5. What other issues are important to you and the constituents in your

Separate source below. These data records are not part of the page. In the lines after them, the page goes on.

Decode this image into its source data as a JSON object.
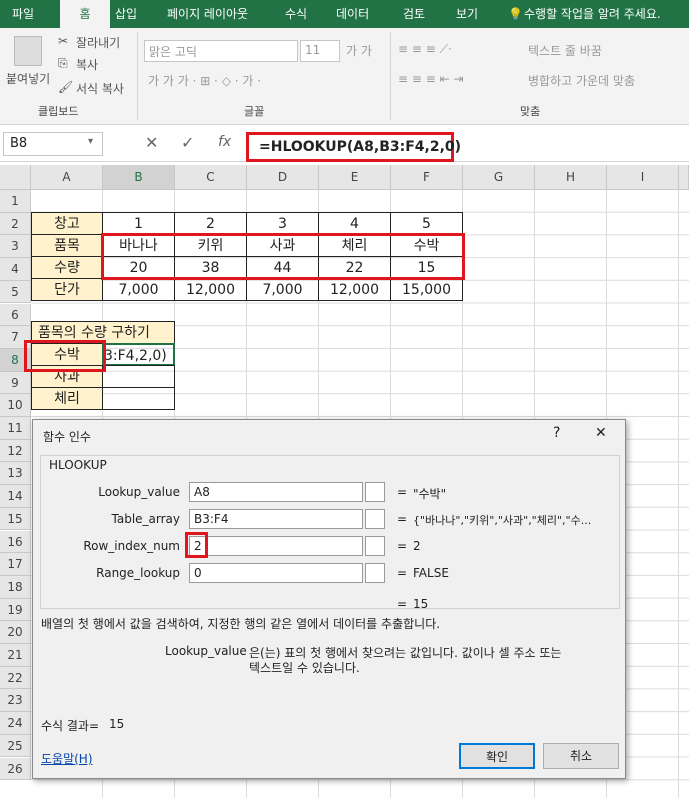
{
  "ribbon_tabs": [
    "파일",
    "홈",
    "삽입",
    "페이지 레이아웃",
    "수식",
    "데이터",
    "검토",
    "보기"
  ],
  "tell_me": "수행할 작업을 알려 주세요.",
  "ribbon": {
    "paste": "붙여넣기",
    "cut": "잘라내기",
    "copy": "복사",
    "format_painter": "서식 복사",
    "clipboard_group": "클립보드",
    "font_name": "맑은 고딕",
    "font_size": "11",
    "font_group": "글꼴",
    "wrap_text": "텍스트 줄 바꿈",
    "merge_center": "병합하고 가운데 맞춤",
    "align_group": "맞춤"
  },
  "name_box": "B8",
  "formula": "=HLOOKUP(A8,B3:F4,2,0)",
  "columns": [
    "A",
    "B",
    "C",
    "D",
    "E",
    "F",
    "G",
    "H",
    "I"
  ],
  "rows": [
    "1",
    "2",
    "3",
    "4",
    "5",
    "6",
    "7",
    "8",
    "9",
    "10",
    "11",
    "12",
    "13",
    "14",
    "15",
    "16",
    "17",
    "18",
    "19",
    "20",
    "21",
    "22",
    "23",
    "24",
    "25",
    "26"
  ],
  "table": {
    "row2": [
      "창고",
      "1",
      "2",
      "3",
      "4",
      "5"
    ],
    "row3": [
      "품목",
      "바나나",
      "키위",
      "사과",
      "체리",
      "수박"
    ],
    "row4": [
      "수량",
      "20",
      "38",
      "44",
      "22",
      "15"
    ],
    "row5": [
      "단가",
      "7,000",
      "12,000",
      "7,000",
      "12,000",
      "15,000"
    ]
  },
  "lookup": {
    "title": "품목의 수량 구하기",
    "a8": "수박",
    "b8": "3:F4,2,0)",
    "a9": "사과",
    "a10": "체리"
  },
  "dialog": {
    "title": "함수 인수",
    "help_q": "?",
    "close": "✕",
    "func": "HLOOKUP",
    "args": [
      {
        "label": "Lookup_value",
        "value": "A8",
        "result": "\"수박\""
      },
      {
        "label": "Table_array",
        "value": "B3:F4",
        "result": "{\"바나나\",\"키위\",\"사과\",\"체리\",\"수..."
      },
      {
        "label": "Row_index_num",
        "value": "2",
        "result": "2"
      },
      {
        "label": "Range_lookup",
        "value": "0",
        "result": "FALSE"
      }
    ],
    "total": "15",
    "description": "배열의 첫 행에서 값을 검색하여, 지정한 행의 같은 열에서 데이터를 추출합니다.",
    "arg_name": "Lookup_value",
    "arg_desc_1": "은(는) 표의 첫 행에서 찾으려는 값입니다. 값이나 셀 주소 또는",
    "arg_desc_2": "텍스트일 수 있습니다.",
    "formula_result_label": "수식 결과=",
    "formula_result": "15",
    "help_link": "도움말(H)",
    "ok": "확인",
    "cancel": "취소"
  }
}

district, and how would you address those issues? I have knocked on many doors over the past year and have had many wonderful conversations with so many folks. The top two most talked about issues are jobs and public safety. There are many ways to create and bring jobs to our region. First, we really should invest in public Wi-Fi whether we create a county bank or not. This act alone will bring well paying tech jobs into our region practically overnight. Second, we could attempt the idea of micro-loans for potential small businesses. Third, and I’m not saying we follow Galena, IL’s example fully, but that small city is doing very well by keeping the large multi-national corporations like Wal-Mart far enough away from their downtown thank you very much that their downtown is thriving well enough. Fourth, yes, I’m running for a northeast side district, but there is little doubt the west side of Rockford has been largely ignored for far too long. I do think an investment to rebuild the infrastructure on that part of Rockford is in order. In fact, that area should be the first wide area of our county to have any public Wi-Fi if we were to go there. For those who are serious about reducing crime, one of the best remedies in helping to reduce crime is to give people decent jobs with a livable wage and a hopeful outlook for the future. I’m pretty sure the people of my northeast side district would appreciate a slowly lowering crime rate overall as the west side of Rockford gets even half the attention the rest of the area does, which itself will improve the rest of our county. Everybody wins.